Striptease, Respectability, and Shame: The Politics of Sexual Performance in Cold War Chile - Carson Morris
On November 20, 2014, Carson presented her research at the Latin American & Iberian Institute.
This research was supported by funding from the LAII and the Feminist Research Institute.
Carson's research focuses on striptease and other sexual performance in Cold War Chile. She contends that they are critical to both challenging and reinforcing gender and sexuality in state and society. Focusing on 1950-1990, Carson traces the continuities and ruptures in Chile's long history of sexual performance under democracy and dictatorship, exposing sexual performance's emancipatory power as well as its heteronormative functions.
In this video, Carson examines cabaret show books, photographs, business advertisements, nude magazines, press coverage, state and city level laws regulating such businesses, and personal testimonies to show that sexual performance in Chile transcends both state level politics and changes in political regimes, and that striptease was imbued with different degrees of respectability and shame at different historical moments.
Getting up P'al Pueblo : Art Exhibit at the National Hispanic Cultural Center Albuquerque, New Mexico
Michael Loren Graham, M.A. Latin American Studies at UNM, co-curated this interactive exhibit.
The contemporary Mexican Artist collective known as the Assembly of Revolutionary Artist of Oaxaca (ASARO) use printing and graffiti techniques to diffuse knowledge in their community while challenging dominant political paradigms embedded in Mexican society. In a localized adaptation of of ASARO's commitment to visual and verbal exchange, "Getting Up P'al Pueblo: Tagging ASAR-Oaxaca Prints and Stencils," invites your participation in the exhibition by labeling or #taggin the images presented.
The exhibition is curated by Dr. Suzanne M. Schadl, Latin American Collections Curator, College of University Libraries and Learning Sciences, UNM, and Mike Graham de la Rosa, Curatorial Intern, NHCC, a M.A. graduate in Latin American Studies, and is dedicated to the memory of Dr. David Craven (1951-2012), UNM Distinguished Professor of Art History.
The "Getting Up Pa'l Pueblo" exhibit is on view from February 28 through November 8, 2014, at the National Hispanic Cultural Center (1701 4th St. SW) in the Art Museum. The exhibit is open to the public from 10:00 a.m. to 5:00 p.m., Monday through Friday. Admission prices are as follows: $3 adults; $2 seniors; free for children 16 and under; free to all on Sundays.
Who Makes the Cut? What the Skull Masks and Skulls of the Templo Mayor Tell Us About Aztec War and Sacrifice : Corey Ragsdale
On March 26, 2014, Corey presented his research at the Latin American & Iberian Institute.
This research was supported by a LAII and Tinker Foundation Field Research Grant and LAII PhD Fellowship.
Corey's research focuses on the effects that cultural relationships have on population structure and interaction during the Postclassic period (AD 900-1520) in Mexico.

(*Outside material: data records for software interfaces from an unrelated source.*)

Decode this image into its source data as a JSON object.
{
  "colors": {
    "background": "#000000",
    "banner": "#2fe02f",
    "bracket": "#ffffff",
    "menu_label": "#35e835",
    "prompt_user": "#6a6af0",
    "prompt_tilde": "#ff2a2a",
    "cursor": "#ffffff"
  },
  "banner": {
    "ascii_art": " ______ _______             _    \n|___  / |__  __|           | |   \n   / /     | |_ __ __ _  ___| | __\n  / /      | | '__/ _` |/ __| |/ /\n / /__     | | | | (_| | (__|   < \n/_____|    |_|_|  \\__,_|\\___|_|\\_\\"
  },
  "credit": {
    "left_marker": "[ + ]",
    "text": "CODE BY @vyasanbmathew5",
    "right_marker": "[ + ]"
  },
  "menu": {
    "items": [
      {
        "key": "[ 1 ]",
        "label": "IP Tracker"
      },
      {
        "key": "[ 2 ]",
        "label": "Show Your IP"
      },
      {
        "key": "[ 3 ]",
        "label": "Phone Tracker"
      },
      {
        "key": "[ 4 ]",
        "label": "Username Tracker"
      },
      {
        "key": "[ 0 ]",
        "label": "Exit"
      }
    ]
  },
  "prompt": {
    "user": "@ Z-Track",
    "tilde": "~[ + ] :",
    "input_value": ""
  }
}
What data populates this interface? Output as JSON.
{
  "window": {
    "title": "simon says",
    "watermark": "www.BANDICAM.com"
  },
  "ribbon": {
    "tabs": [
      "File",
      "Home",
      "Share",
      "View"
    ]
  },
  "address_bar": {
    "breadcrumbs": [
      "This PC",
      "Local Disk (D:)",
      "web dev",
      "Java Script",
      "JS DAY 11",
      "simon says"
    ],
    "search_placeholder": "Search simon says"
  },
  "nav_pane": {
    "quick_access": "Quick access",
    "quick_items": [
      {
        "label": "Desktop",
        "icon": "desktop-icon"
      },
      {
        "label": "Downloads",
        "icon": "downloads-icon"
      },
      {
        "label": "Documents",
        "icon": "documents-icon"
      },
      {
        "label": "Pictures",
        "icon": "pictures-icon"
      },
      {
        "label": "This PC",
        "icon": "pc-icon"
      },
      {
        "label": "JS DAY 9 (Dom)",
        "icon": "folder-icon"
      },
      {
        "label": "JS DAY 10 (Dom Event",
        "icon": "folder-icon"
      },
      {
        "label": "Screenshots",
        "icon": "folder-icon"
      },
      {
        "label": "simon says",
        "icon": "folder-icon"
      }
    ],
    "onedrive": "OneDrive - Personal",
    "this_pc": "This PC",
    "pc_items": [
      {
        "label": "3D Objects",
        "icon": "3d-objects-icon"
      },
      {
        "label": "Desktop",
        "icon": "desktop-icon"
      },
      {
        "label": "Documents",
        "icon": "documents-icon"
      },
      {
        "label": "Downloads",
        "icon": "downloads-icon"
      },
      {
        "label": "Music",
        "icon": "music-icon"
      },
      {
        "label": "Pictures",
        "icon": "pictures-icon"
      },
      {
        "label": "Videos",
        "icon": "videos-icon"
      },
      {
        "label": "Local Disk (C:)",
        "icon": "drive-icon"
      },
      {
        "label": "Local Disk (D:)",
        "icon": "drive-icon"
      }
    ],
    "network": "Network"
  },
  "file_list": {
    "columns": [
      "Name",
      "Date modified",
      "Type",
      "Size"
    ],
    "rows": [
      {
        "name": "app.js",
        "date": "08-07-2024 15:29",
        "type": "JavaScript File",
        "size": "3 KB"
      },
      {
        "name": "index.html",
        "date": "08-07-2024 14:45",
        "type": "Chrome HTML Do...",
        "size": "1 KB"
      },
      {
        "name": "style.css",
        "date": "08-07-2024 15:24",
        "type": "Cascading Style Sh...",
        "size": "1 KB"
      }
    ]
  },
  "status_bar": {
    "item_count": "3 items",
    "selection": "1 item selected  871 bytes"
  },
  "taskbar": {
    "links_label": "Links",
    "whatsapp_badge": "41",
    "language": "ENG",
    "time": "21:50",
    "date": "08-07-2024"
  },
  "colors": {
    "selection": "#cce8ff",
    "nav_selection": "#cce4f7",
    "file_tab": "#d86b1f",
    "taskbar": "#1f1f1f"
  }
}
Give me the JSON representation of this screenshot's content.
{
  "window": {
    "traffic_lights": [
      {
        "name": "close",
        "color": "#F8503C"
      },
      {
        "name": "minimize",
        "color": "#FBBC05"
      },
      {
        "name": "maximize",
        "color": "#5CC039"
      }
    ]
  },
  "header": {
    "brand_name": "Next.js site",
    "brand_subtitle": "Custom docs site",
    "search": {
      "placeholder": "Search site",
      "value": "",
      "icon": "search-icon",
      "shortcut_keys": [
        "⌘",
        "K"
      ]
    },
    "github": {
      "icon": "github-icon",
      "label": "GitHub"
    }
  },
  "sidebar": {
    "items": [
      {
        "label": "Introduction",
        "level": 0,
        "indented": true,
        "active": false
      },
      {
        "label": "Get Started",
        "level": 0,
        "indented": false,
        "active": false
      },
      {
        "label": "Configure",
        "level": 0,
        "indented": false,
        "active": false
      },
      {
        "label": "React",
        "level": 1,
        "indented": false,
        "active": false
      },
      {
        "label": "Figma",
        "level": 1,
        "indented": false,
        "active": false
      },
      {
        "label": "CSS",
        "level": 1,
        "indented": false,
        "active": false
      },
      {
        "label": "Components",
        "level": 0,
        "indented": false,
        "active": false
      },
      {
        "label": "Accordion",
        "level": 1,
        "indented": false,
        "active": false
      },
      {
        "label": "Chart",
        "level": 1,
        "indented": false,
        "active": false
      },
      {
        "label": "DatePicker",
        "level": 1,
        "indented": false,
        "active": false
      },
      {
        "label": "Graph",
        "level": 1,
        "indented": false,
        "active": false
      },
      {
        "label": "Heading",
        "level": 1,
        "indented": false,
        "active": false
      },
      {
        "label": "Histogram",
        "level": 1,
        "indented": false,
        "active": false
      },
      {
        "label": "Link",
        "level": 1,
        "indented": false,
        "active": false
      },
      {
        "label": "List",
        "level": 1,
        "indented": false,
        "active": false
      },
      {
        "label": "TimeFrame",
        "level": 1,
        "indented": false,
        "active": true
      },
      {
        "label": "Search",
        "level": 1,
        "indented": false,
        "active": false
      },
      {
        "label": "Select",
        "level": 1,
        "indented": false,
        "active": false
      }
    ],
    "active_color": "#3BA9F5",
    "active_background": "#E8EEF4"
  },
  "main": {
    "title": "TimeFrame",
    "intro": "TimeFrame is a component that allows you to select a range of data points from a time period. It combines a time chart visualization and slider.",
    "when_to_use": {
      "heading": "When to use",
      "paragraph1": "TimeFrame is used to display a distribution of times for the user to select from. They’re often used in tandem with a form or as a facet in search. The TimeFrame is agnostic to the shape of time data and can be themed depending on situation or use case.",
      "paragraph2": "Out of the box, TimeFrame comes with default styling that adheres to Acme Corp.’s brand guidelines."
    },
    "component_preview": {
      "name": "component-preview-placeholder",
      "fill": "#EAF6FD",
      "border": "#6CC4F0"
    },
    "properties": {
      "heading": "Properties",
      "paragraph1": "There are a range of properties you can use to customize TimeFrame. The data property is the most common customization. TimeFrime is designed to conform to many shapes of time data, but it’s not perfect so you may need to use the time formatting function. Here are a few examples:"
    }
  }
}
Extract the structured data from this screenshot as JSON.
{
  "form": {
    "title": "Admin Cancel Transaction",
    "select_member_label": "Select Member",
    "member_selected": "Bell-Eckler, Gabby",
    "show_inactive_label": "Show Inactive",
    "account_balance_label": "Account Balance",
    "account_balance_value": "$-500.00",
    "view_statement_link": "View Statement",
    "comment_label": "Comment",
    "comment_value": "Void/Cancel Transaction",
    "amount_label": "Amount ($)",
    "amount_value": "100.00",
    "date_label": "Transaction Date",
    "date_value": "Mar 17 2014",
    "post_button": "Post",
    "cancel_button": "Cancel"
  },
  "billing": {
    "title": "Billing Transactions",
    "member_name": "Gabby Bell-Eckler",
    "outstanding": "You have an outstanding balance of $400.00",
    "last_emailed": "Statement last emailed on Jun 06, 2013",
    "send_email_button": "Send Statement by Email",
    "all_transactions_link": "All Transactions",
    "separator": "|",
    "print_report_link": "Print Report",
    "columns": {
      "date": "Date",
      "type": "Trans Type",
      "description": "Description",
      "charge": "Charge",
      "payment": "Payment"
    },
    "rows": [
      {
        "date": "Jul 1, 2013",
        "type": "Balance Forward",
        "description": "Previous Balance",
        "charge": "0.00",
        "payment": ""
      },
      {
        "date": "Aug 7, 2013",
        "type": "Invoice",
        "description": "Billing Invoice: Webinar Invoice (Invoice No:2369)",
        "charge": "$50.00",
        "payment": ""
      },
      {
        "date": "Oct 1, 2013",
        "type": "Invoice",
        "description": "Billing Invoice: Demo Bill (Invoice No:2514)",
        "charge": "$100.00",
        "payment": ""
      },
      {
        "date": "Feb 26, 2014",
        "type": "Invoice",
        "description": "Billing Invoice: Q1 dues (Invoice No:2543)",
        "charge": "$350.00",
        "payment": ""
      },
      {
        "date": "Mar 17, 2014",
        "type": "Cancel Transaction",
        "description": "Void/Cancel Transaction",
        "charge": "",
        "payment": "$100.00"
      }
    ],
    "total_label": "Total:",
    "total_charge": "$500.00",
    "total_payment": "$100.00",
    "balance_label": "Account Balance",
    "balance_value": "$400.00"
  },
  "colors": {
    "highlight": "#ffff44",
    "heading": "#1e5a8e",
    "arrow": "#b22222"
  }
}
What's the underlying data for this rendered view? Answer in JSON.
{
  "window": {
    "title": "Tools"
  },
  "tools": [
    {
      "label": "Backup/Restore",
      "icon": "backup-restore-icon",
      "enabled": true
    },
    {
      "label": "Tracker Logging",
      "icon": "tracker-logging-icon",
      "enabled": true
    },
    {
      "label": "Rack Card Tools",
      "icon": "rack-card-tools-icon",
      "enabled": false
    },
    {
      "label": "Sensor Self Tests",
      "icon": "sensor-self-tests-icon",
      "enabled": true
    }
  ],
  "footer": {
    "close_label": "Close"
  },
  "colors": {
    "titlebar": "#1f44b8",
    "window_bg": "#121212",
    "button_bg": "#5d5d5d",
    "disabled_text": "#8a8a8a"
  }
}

Using dental morphological features as a proxy for genetic information, his research compares the biological distinctions between sacrificial victims by examining geographic distance, migration history, trade, and political interaction. The research investigates these relationships at the group and individual levels.
In this video, Corey discusses the archaeobiological information provided by the skulls from the Templo Mayor, located in the Aztec capital city of Tenochtitlan. Using available cranial/dental data among the sacrificial victims, he evaluates how war and status effect the treatment of human remains in the Late Postclassic period (AD 1300-1520) at Tenochtitlan.